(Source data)

=== Section Start ===

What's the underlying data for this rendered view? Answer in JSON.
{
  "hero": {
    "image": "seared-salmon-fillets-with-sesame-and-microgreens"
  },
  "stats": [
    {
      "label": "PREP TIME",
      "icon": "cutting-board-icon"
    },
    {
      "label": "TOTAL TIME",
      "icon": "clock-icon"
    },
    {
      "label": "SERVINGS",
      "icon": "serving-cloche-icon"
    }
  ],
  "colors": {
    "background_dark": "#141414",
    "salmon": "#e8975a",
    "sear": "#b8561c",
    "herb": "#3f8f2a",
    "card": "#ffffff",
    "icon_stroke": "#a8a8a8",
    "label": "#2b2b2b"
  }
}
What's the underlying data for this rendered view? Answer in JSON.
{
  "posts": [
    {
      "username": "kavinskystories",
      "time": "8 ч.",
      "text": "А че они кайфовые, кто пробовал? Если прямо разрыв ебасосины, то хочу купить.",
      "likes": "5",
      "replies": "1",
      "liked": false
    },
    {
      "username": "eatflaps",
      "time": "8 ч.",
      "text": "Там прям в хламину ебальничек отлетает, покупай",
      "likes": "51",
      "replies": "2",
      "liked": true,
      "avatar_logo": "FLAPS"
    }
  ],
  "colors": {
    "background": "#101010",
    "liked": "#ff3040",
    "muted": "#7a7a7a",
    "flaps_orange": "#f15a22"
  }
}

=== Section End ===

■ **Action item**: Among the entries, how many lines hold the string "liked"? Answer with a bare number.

■ **Result of the task**: 3